That’s the stuff Robert Abela wants us talking about because from his point of view what would be worse is having us talk about the fact that the criminal inquiry has gathered evidence that indicates institutional, systemic, and legislative failures. The criminal inquiry says that it could not assess whether these failures had a role in the death of Jean Paul Sofia. But that’s the opposite of ruling out that they did. What the magistrate did there is to suggest that the failures may very well have come into play and if the matter is limited to a criminal inquiry we’ll never really know.

I’m generally queasy about this very public reading of the inquiry’s findings while prosecutions have barely started. It feels like an open invitation for the accused to claim that the state has convicted them in a court of public opinion before they’ve ever faced a judge.

What is even more revolting is that the state is taking the risk of facing the accusation of denying these people the right to a fair hearing because that, from the point of view of Robert Abela, is not as high a price as a debate about the failures he is responsible for, and which may have been part of the cause of the death of Jean Paul Sofia.

And, of course, the cause of all the deaths of people falling like flies on construction sites would be the same institutional, systemic, and legislative failures which this inquiry noticed in the Jean Paul Sofia case, but which must surely be relevant in the many other incidents.

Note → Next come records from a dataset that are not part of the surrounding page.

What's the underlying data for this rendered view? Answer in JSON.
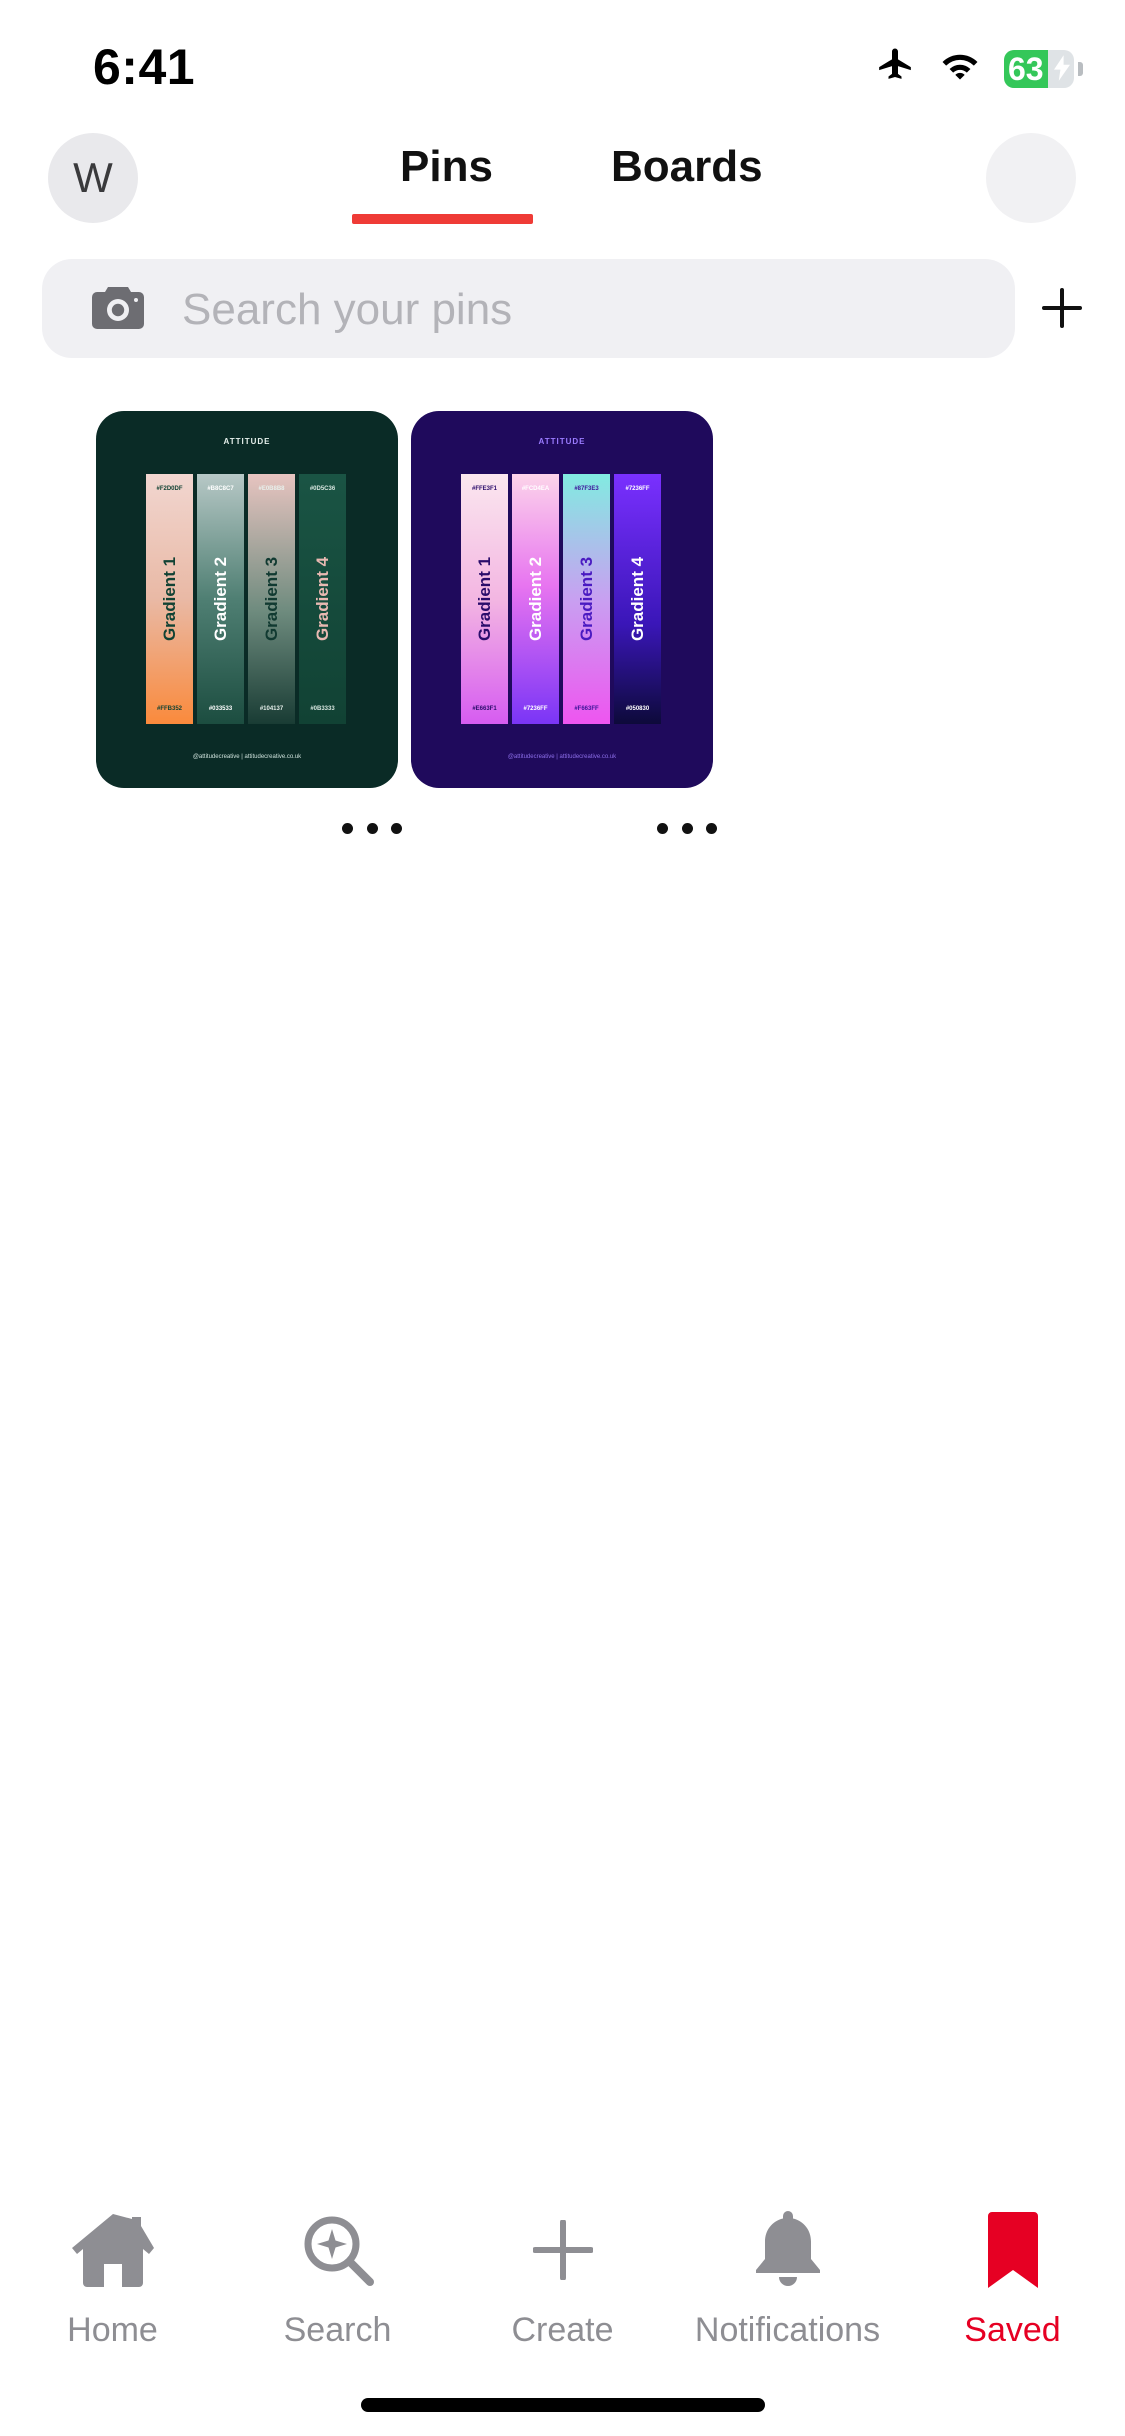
{
  "status_bar": {
    "time": "6:41",
    "battery_level": "63",
    "battery_fraction": 0.63,
    "icons": [
      "airplane-icon",
      "wifi-icon",
      "battery-charging-icon"
    ]
  },
  "header": {
    "avatar_initial": "W",
    "tabs": [
      {
        "label": "Pins",
        "active": true
      },
      {
        "label": "Boards",
        "active": false
      }
    ]
  },
  "search": {
    "placeholder": "Search your pins",
    "value": ""
  },
  "pins": [
    {
      "brand": "ATTITUDE",
      "strips": [
        {
          "label": "Gradient 1",
          "top_code": "#F2D0DF",
          "bottom_code": "#FFB352"
        },
        {
          "label": "Gradient 2",
          "top_code": "#B8C8C7",
          "bottom_code": "#033533"
        },
        {
          "label": "Gradient 3",
          "top_code": "#E0B8B8",
          "bottom_code": "#104137"
        },
        {
          "label": "Gradient 4",
          "top_code": "#0D5C36",
          "bottom_code": "#0B3333"
        }
      ],
      "footer": "@attitudecreative | attitudecreative.co.uk"
    },
    {
      "brand": "ATTITUDE",
      "strips": [
        {
          "label": "Gradient 1",
          "top_code": "#FFE3F1",
          "bottom_code": "#E663F1"
        },
        {
          "label": "Gradient 2",
          "top_code": "#FCD4EA",
          "bottom_code": "#7236FF"
        },
        {
          "label": "Gradient 3",
          "top_code": "#87F3E3",
          "bottom_code": "#F663FF"
        },
        {
          "label": "Gradient 4",
          "top_code": "#7236FF",
          "bottom_code": "#050830"
        }
      ],
      "footer": "@attitudecreative | attitudecreative.co.uk"
    }
  ],
  "bottom_nav": [
    {
      "label": "Home",
      "icon": "home-icon",
      "active": false
    },
    {
      "label": "Search",
      "icon": "search-sparkle-icon",
      "active": false
    },
    {
      "label": "Create",
      "icon": "plus-icon",
      "active": false
    },
    {
      "label": "Notifications",
      "icon": "bell-icon",
      "active": false
    },
    {
      "label": "Saved",
      "icon": "bookmark-icon",
      "active": true
    }
  ],
  "colors": {
    "accent": "#e60023",
    "tab_underline": "#ef3b36",
    "battery_green": "#34c759",
    "inactive_nav": "#8e8e93"
  }
}
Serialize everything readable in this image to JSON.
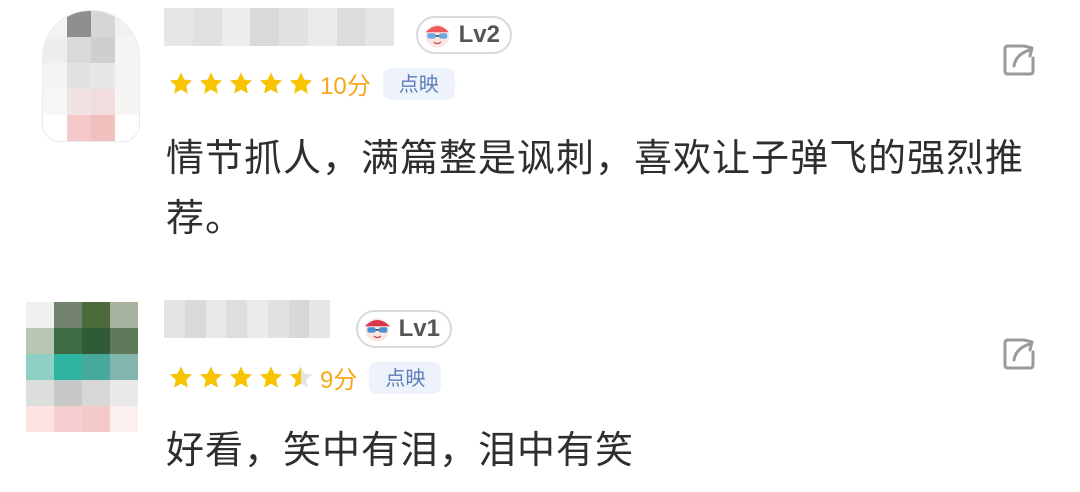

For that is the nature of a systemic failure, right? It’s the system which is broken. And the system is broken in the case of every construction site, whether someone has died there or not. If the institutions, the ones Robert Abela asked us to trust so many times, are not working, they’re failing everyone, even those who are not failed to the extent that their life is lost.

That paragraph there about the institutional failures could be the very reason Robert Abela made a U-turn over the space of five days and after fighting in Parliament to ensure a public inquiry is not convened because a magisterial inquiry would, once complete, finish the job of securing justice, decided to convene a public inquiry a mere hours before the magisterial inquiry was completed.

I struggle to believe Robert Abela was innocent of the knowledge that the magisterial inquiry was nearly ready when he complained it would take an age and he had given up on resisting having a public inquiry. I rather think that as he was applying pressure for the magisterial inquiry to be published for discourse to be diverted to the responsibility of the architect, and the developer, and the builder, Robert Abela was told that he needed to be careful what he wished for.

My guess is Robert Abela was told that once he would keep his promise of publishing the inquiry – a promise mouthed blindly in the desperate wish for a diversion of the blaming game – the public would learn that the magisterial inquiry would pronounce a judgement he might not like on his claim that a magisterial inquiry alone would establish all the facts.

If Robert Abela kept up his categorical resistance against a public inquiry on the back of his claim that a magisterial inquiry would be enough, the publication of that paragraph I cited in the beginning of this post would have been devastating to him.

As it happened Robert Abela’s stubborn resistance is now a thing of the past. We’ve had a heat wave and serious power cuts since then and while we contemplate this week’s catastrophic failure of the government, Robert Abela can be relieved in knowing that last week’s catastrophic failures are well and truly forgiven.

They really get away with anything.

Does the fact that a public inquiry has been called to examine the institutional, systemic, and legislative failures give you hope that change is in the future? That’s because you forget that the findings of the last public inquiry that did that – the one that examined and found the state responsible for the death of Daphne Caruana Galizia – have been entirely ignored by Robert Abela’s government.

Can we ever be forgiven for this?